Receiving a diagnosis of diabetes can be a shock. When you first learn you have a long-term medical condition, it can be challenging to come to terms with the information, and it’s easy to be overwhelmed and feel vulnerable. That’s okay. It takes time to learn to live with the condition.
However, as challenging as learning to cope with type 2 diabetes can be, there are things you can do to help you live healthy life. Let’s look at ways you can control and manage your condition.
Eat a Healthy Diet
Controlling your diet is one of the most important things you can do for your health. That’s true for everyone, but it’s doubly true if you have diabetes. Managing your blood sugar levels by regulating your eating is crucial to staying healthy. The first thing to do is to ensure you’re eating the right things. That means reducing your intake of salt, sugars, and other unhealthy, processed foods.
Unfortunately, as delicious as chocolate and treats are, anything with high sugar content will cause your blood sugar levels to spike. That’s bad news if you have diabetes and your body doesn’t produce enough insulin to process it..
Highly processed foods should be avoided, too. As a rule of thumb, the less that’s happened to a food before it hits your plate, the better! That means nuts and seeds, not chocolate and sweets; chicken breast, not chicken nuggets; fresh fruit, not smoothies.
Opting for healthier alternatives, such as whole grains, fruit, and vegetables, gives your body an easier time regulating your blood sugar levels, keeping you on an even keel.
Finally, stick to regular mealtimes to avoid spikes in blood sugar levels. Eating little and often can help, too. That includes having a healthy breakfast, as it’s crucial to regulating your blood sugar levels throughout the day.
Keeping active is another great way to lower your blood sugar. Aim for at least 2.5 hours a week (20 minutes a day), but feel free to go for more if you can! It doesn’t matter what the activity is, so long as it leaves you out of breath. Go for a brisk walk or take up swimming or cycling. Even doing the housework or gardening can count.
Regular physical activity is essential for controlling blood sugar and maintaining a healthy weight. Aim for at least 150 minutes of moderate-intensity activity per week. Simple activities like brisk walking, swimming, or cycling can make a significant difference. Try to incorporate exercise into your daily routine, such as taking the stairs instead of the elevator.
Watch Your Weight.
Weight is important in type 2 diabetes, as your body finds it easier to lower your blood sugar levels when you’re a healthy weight. On top of the suggestions we’ve already gone through, a few other things might help. Try reducing portion sizes by getting smaller plates, getting up and moving about more – particularly if you sit down for work – and swapping unhealthy snakes for fruit or unsalted nuts.
Evidence also suggests that a low-calorie diet (800-1200 calories per day) for around 12 weeks can help lose weight and significantly reduce blood sugar levels.
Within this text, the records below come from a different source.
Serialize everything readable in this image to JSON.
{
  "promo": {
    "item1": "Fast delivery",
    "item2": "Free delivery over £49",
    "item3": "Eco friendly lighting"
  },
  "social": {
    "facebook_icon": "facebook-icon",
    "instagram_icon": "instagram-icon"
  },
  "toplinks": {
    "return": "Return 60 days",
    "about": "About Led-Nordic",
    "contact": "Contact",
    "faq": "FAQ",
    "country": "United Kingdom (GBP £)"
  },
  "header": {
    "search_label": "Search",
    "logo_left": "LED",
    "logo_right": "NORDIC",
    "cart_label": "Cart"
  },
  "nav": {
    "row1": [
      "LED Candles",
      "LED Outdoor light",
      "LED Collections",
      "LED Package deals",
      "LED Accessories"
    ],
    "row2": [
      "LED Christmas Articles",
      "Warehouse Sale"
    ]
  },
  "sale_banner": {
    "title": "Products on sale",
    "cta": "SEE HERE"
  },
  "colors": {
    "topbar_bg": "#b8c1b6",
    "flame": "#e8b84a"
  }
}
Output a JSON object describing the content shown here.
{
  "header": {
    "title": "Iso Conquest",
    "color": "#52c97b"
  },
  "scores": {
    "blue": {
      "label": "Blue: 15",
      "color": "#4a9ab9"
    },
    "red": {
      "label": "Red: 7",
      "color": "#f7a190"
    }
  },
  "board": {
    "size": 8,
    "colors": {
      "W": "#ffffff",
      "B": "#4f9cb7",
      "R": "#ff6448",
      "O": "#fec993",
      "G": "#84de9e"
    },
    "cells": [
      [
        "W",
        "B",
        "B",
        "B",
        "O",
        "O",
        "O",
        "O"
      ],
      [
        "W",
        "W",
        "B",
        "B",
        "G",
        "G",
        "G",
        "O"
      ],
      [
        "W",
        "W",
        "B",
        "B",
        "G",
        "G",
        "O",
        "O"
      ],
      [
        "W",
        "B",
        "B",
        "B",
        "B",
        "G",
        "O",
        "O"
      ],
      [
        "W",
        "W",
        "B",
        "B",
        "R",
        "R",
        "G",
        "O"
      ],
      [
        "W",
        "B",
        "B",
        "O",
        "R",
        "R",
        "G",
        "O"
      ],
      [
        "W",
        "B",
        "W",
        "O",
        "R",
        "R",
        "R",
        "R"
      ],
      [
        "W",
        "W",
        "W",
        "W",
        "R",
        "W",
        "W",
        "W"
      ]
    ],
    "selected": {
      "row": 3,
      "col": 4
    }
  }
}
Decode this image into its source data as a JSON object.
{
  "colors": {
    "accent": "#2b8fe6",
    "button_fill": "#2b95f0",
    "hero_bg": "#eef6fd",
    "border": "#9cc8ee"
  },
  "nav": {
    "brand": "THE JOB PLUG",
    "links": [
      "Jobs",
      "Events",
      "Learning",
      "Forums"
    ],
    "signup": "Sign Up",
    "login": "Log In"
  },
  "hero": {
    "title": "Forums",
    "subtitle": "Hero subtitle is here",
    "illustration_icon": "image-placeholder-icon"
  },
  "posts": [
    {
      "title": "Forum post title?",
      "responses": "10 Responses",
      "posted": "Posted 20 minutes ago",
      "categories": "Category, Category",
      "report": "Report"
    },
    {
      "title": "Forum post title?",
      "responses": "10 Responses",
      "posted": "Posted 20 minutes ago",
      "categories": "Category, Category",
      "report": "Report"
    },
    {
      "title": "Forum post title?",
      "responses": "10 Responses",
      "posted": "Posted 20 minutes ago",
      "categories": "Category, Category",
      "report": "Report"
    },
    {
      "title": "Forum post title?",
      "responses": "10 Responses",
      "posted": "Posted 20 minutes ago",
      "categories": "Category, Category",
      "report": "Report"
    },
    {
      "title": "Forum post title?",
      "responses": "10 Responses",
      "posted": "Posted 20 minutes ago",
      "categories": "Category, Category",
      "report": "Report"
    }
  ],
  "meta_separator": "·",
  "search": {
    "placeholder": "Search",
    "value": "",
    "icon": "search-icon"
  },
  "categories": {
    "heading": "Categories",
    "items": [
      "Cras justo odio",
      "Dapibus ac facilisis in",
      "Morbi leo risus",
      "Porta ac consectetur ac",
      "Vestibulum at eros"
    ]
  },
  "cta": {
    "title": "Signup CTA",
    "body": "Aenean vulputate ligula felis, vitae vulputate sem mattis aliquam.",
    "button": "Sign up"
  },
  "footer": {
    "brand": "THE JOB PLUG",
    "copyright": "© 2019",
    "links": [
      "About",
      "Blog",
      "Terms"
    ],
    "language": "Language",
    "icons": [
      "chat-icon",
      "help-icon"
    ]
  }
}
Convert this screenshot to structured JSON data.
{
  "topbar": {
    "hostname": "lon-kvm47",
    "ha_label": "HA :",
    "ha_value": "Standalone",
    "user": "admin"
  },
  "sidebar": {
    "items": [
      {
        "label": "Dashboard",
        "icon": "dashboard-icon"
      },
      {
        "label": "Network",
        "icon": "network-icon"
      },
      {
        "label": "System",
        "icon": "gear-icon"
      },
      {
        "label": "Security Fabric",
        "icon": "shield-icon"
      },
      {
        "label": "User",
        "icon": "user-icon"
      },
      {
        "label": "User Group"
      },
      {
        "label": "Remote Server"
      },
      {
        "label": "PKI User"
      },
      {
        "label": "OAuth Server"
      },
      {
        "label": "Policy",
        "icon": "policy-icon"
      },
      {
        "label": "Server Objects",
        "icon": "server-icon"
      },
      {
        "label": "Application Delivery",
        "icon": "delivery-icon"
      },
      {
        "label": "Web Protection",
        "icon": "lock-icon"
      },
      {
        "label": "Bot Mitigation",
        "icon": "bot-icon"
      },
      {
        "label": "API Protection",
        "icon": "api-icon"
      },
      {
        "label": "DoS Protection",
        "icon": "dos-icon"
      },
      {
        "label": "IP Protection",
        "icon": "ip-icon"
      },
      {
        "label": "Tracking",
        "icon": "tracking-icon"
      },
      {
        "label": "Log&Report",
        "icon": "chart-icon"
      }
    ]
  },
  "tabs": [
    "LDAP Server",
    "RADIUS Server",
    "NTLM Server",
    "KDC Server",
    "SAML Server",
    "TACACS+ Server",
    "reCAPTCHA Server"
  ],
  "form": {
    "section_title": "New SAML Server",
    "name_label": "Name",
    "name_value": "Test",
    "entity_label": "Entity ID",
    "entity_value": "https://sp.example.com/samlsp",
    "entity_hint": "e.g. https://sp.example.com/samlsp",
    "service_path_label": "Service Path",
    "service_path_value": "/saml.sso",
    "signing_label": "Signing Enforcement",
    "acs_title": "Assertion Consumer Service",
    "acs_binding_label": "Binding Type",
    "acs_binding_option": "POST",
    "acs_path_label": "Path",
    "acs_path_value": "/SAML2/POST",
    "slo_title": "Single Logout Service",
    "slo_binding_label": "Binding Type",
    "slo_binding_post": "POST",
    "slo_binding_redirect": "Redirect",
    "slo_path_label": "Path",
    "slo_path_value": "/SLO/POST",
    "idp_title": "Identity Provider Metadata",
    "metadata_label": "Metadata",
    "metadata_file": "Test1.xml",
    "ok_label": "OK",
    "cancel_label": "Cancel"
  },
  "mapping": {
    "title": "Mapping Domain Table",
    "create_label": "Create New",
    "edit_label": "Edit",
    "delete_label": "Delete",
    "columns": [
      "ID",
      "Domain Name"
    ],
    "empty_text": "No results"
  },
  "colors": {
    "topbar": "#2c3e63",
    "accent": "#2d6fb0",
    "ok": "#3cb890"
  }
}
However, a low-calorie diet may not be suitable for everyone with type 2 diabetes.
Monitor Your Health
If you have diabetes, it’s crucial to ensure you stay on top of your health.
You’ll need to make sure you monitor your blood sugar levels carefully. This can take a lot of getting used to when you first get diagnosed, but it’s vital to know your blood sugar levels to take action if necessary.
Similarly, it’s critical to attend regular health checks with your GP or diabetes nurse. They will monitor your average blood sugar levels, check your cholesterol and weight, and check your feet and eyes, which can be susceptible to damage from broken blood vessels.
Getting a type 2 diabetes diagnosis can make it feel like your whole life has changed. However, you can manage your condition with a few positive changes to your habits. Chocolate might not be on the menu quite as often, but with a bit of care, you can live a normal, healthy, active life.
Finally, remember that you don’t have to go it alone. If you are struggling with adjusting to a new lifestyle, you can contact your GP or local health practitioner or book a GP appointment online to get help making the changes you need to live a healthy life.